┌─ Recorded information

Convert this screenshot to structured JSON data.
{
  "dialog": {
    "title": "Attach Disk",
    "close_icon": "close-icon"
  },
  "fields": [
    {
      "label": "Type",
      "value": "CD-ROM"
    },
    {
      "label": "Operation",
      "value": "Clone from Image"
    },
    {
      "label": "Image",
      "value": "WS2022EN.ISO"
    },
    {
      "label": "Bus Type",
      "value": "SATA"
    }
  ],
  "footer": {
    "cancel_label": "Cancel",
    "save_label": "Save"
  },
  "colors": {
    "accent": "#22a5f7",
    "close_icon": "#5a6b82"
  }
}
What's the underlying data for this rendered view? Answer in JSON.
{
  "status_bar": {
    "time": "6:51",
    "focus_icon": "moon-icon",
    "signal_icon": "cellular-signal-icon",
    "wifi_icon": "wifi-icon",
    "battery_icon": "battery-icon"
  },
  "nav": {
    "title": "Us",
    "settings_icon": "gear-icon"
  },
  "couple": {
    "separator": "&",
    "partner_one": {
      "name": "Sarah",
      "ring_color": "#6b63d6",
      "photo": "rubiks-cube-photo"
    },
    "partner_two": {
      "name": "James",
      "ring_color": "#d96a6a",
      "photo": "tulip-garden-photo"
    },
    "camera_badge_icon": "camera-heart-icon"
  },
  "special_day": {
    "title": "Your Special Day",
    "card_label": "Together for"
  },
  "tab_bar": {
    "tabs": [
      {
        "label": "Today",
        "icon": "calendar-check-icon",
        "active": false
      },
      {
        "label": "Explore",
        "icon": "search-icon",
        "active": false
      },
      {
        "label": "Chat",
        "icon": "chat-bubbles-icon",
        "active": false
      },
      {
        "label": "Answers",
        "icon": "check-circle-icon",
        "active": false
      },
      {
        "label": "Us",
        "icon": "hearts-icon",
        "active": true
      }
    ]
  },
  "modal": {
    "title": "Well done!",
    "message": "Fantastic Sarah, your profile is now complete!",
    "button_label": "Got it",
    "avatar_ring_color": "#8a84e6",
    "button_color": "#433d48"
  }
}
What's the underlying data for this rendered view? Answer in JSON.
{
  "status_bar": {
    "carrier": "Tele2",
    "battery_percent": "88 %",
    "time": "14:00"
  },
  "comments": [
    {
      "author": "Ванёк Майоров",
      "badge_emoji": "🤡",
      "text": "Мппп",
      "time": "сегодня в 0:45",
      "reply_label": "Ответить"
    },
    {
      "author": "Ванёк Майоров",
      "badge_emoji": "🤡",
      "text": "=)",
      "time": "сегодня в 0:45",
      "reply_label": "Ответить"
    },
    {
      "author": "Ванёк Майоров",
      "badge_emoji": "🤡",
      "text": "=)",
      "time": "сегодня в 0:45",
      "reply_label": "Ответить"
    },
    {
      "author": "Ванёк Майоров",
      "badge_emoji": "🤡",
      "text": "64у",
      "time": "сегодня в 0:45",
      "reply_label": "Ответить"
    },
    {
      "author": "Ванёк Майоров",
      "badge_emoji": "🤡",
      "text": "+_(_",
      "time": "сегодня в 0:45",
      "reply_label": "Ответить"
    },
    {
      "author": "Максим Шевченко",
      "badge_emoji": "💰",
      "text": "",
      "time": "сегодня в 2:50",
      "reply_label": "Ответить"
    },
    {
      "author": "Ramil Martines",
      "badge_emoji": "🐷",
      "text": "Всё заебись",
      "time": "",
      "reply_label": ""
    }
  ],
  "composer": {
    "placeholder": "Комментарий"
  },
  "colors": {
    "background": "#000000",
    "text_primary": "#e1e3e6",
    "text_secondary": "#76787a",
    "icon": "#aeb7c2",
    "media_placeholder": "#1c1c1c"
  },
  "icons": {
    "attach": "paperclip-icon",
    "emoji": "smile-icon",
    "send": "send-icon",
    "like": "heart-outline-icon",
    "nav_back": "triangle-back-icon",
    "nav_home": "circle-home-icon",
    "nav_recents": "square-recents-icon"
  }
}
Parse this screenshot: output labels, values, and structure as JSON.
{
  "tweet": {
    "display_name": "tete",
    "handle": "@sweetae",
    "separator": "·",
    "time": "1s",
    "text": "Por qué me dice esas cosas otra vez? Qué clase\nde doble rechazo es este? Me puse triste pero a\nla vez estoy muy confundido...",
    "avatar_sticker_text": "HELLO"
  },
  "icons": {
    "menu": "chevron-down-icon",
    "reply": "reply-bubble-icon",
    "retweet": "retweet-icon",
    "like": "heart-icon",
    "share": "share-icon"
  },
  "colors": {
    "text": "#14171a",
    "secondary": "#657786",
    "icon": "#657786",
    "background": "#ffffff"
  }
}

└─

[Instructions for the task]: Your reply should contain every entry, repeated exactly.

[The completed task]:
Convert this screenshot to structured JSON data.
{
  "dialog": {
    "title": "Attach Disk",
    "close_icon": "close-icon"
  },
  "fields": [
    {
      "label": "Type",
      "value": "CD-ROM"
    },
    {
      "label": "Operation",
      "value": "Clone from Image"
    },
    {
      "label": "Image",
      "value": "WS2022EN.ISO"
    },
    {
      "label": "Bus Type",
      "value": "SATA"
    }
  ],
  "footer": {
    "cancel_label": "Cancel",
    "save_label": "Save"
  },
  "colors": {
    "accent": "#22a5f7",
    "close_icon": "#5a6b82"
  }
}
What's the underlying data for this rendered view? Answer in JSON.
{
  "status_bar": {
    "time": "6:51",
    "focus_icon": "moon-icon",
    "signal_icon": "cellular-signal-icon",
    "wifi_icon": "wifi-icon",
    "battery_icon": "battery-icon"
  },
  "nav": {
    "title": "Us",
    "settings_icon": "gear-icon"
  },
  "couple": {
    "separator": "&",
    "partner_one": {
      "name": "Sarah",
      "ring_color": "#6b63d6",
      "photo": "rubiks-cube-photo"
    },
    "partner_two": {
      "name": "James",
      "ring_color": "#d96a6a",
      "photo": "tulip-garden-photo"
    },
    "camera_badge_icon": "camera-heart-icon"
  },
  "special_day": {
    "title": "Your Special Day",
    "card_label": "Together for"
  },
  "tab_bar": {
    "tabs": [
      {
        "label": "Today",
        "icon": "calendar-check-icon",
        "active": false
      },
      {
        "label": "Explore",
        "icon": "search-icon",
        "active": false
      },
      {
        "label": "Chat",
        "icon": "chat-bubbles-icon",
        "active": false
      },
      {
        "label": "Answers",
        "icon": "check-circle-icon",
        "active": false
      },
      {
        "label": "Us",
        "icon": "hearts-icon",
        "active": true
      }
    ]
  },
  "modal": {
    "title": "Well done!",
    "message": "Fantastic Sarah, your profile is now complete!",
    "button_label": "Got it",
    "avatar_ring_color": "#8a84e6",
    "button_color": "#433d48"
  }
}
What's the underlying data for this rendered view? Answer in JSON.
{
  "status_bar": {
    "carrier": "Tele2",
    "battery_percent": "88 %",
    "time": "14:00"
  },
  "comments": [
    {
      "author": "Ванёк Майоров",
      "badge_emoji": "🤡",
      "text": "Мппп",
      "time": "сегодня в 0:45",
      "reply_label": "Ответить"
    },
    {
      "author": "Ванёк Майоров",
      "badge_emoji": "🤡",
      "text": "=)",
      "time": "сегодня в 0:45",
      "reply_label": "Ответить"
    },
    {
      "author": "Ванёк Майоров",
      "badge_emoji": "🤡",
      "text": "=)",
      "time": "сегодня в 0:45",
      "reply_label": "Ответить"
    },
    {
      "author": "Ванёк Майоров",
      "badge_emoji": "🤡",
      "text": "64у",
      "time": "сегодня в 0:45",
      "reply_label": "Ответить"
    },
    {
      "author": "Ванёк Майоров",
      "badge_emoji": "🤡",
      "text": "+_(_",
      "time": "сегодня в 0:45",
      "reply_label": "Ответить"
    },
    {
      "author": "Максим Шевченко",
      "badge_emoji": "💰",
      "text": "",
      "time": "сегодня в 2:50",
      "reply_label": "Ответить"
    },
    {
      "author": "Ramil Martines",
      "badge_emoji": "🐷",
      "text": "Всё заебись",
      "time": "",
      "reply_label": ""
    }
  ],
  "composer": {
    "placeholder": "Комментарий"
  },
  "colors": {
    "background": "#000000",
    "text_primary": "#e1e3e6",
    "text_secondary": "#76787a",
    "icon": "#aeb7c2",
    "media_placeholder": "#1c1c1c"
  },
  "icons": {
    "attach": "paperclip-icon",
    "emoji": "smile-icon",
    "send": "send-icon",
    "like": "heart-outline-icon",
    "nav_back": "triangle-back-icon",
    "nav_home": "circle-home-icon",
    "nav_recents": "square-recents-icon"
  }
}
Parse this screenshot: output labels, values, and structure as JSON.
{
  "tweet": {
    "display_name": "tete",
    "handle": "@sweetae",
    "separator": "·",
    "time": "1s",
    "text": "Por qué me dice esas cosas otra vez? Qué clase\nde doble rechazo es este? Me puse triste pero a\nla vez estoy muy confundido...",
    "avatar_sticker_text": "HELLO"
  },
  "icons": {
    "menu": "chevron-down-icon",
    "reply": "reply-bubble-icon",
    "retweet": "retweet-icon",
    "like": "heart-icon",
    "share": "share-icon"
  },
  "colors": {
    "text": "#14171a",
    "secondary": "#657786",
    "icon": "#657786",
    "background": "#ffffff"
  }
}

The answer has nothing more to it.